Catch up on books, TV and movies
With all this free time on our hands, it’s the perfect time to dive into a book or TV show that requires a solid time commitment. We rounded up 10 such pop culture items, like the Harry Potter books, the seven-season run of Veep, and the three-hour long Irishman for you to sink your teeth into. When else will you have a solid stretch of interrupted hours to get through these guilt-free? If you’re on the lookout for something screen-free to do, check out this roundup, which includes activities like crafts, puzzles, home organization projects and more.
Self-isolation compounded with anxiety about the growing health crisis are not a great combination. Set aside a chunk of time—anything from a few minutes up to 30—each morning to meditate either on your own (if you’re not a beginner), or with the help of an app like Calm or Headspace. The New York Times also has a helpful guide on how to get you started. According to the Times, meditation is known to “reduce stress, increase calmness and clarity and promote happiness.” All of which is needed now more than ever.
Engage in regular exercise
Exercise has been proven to alleviate stress and strengthen immunity, so even with gyms and workout studios shutting down, it’s important to keep moving. Try to step out for a short walk each day to get some fresh air, but be sure to avoid crowded areas. For workouts at home, there are plenty of options from apps to live-streamed workouts. Check out our roundup of at-home workout options here.
Donate to local businesses
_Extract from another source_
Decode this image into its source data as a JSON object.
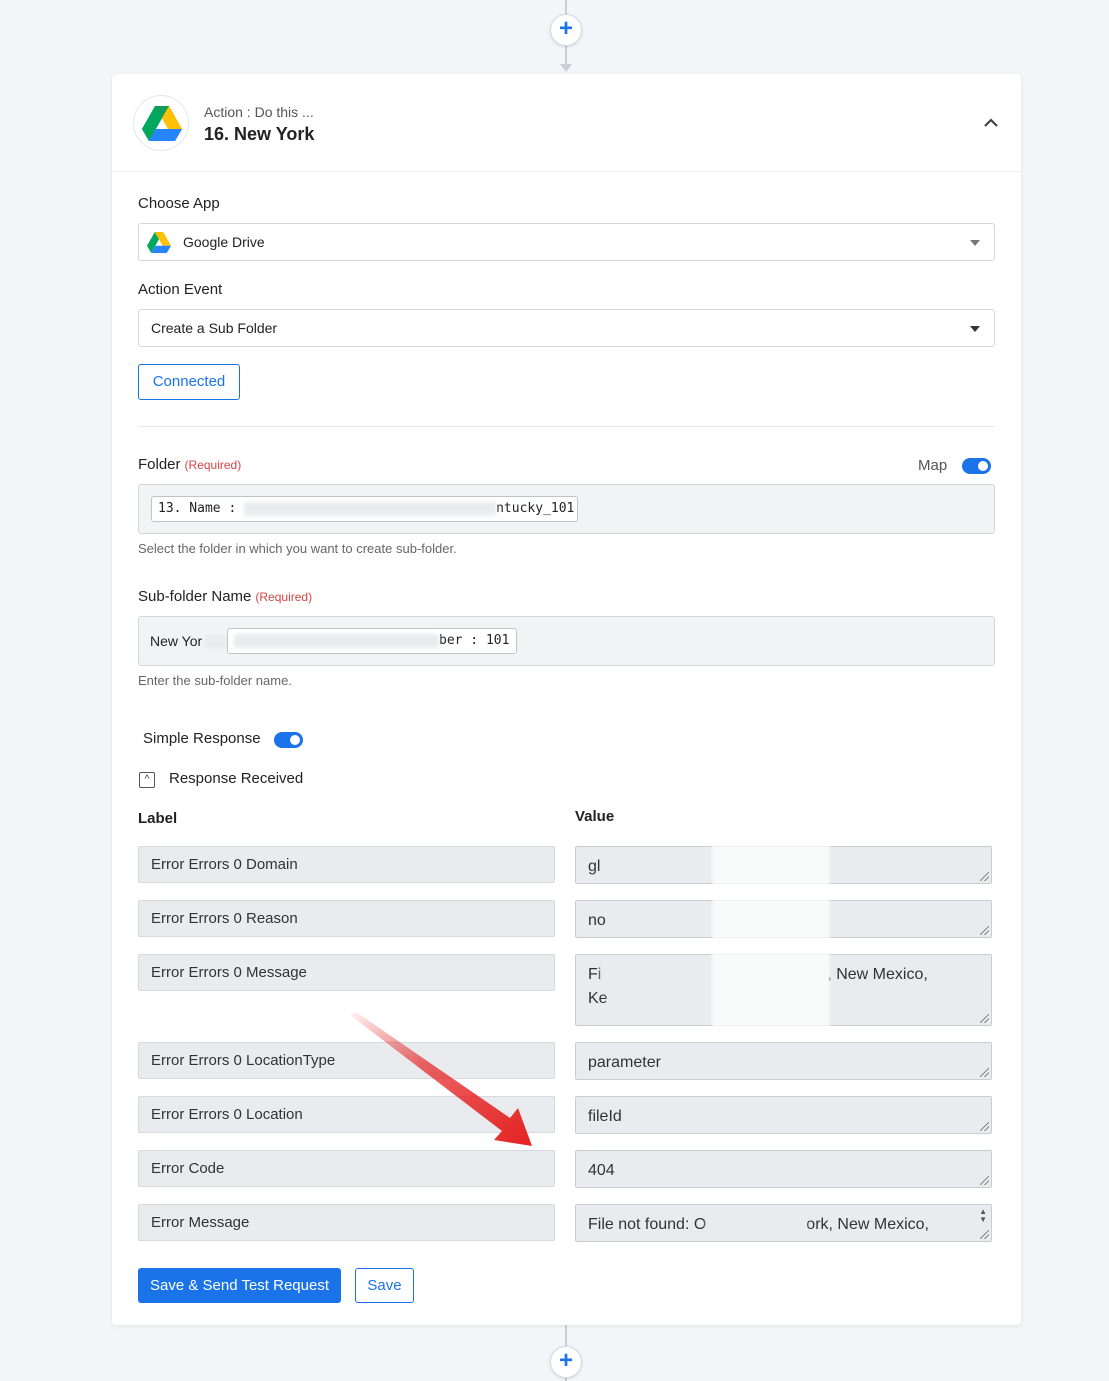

It’s easy to feel panicked about the future of our community, city and country as a result of this pandemic. But even from the confines of your home, there are ways in which you can help. Support local businesses, which will be the hardest hit during this period. Buy a gift card to your favourite neighbourhood cafe, spa, fashion boutique or bookstore which means they get an influx of money now, even though you’ll only redeem it later. And for those fortunate enough to have the means to stock their kitchens and keep themselves safe and entertained through this crisis, it’s a civic responsibility to help out those less fortunate. Take a leaf from Blake Lively and Ryan Reynolds’ book and donate to Food Banks Canada to help get low-income families through this difficult time.
— Ryan Reynolds (@VancityReynolds) March 16, 2020
Take care of your mental health
Reach out for counselling or therapy if you’re feeling overwhelmed by the news or by the loneliness of self-isolation. There are affordable services and helplines across Canada that offer support via text, phone or video. Head over to our roundup of resources here, and make sure to reach out if you’re feeling stressed, anxious or depressed with the current state of events.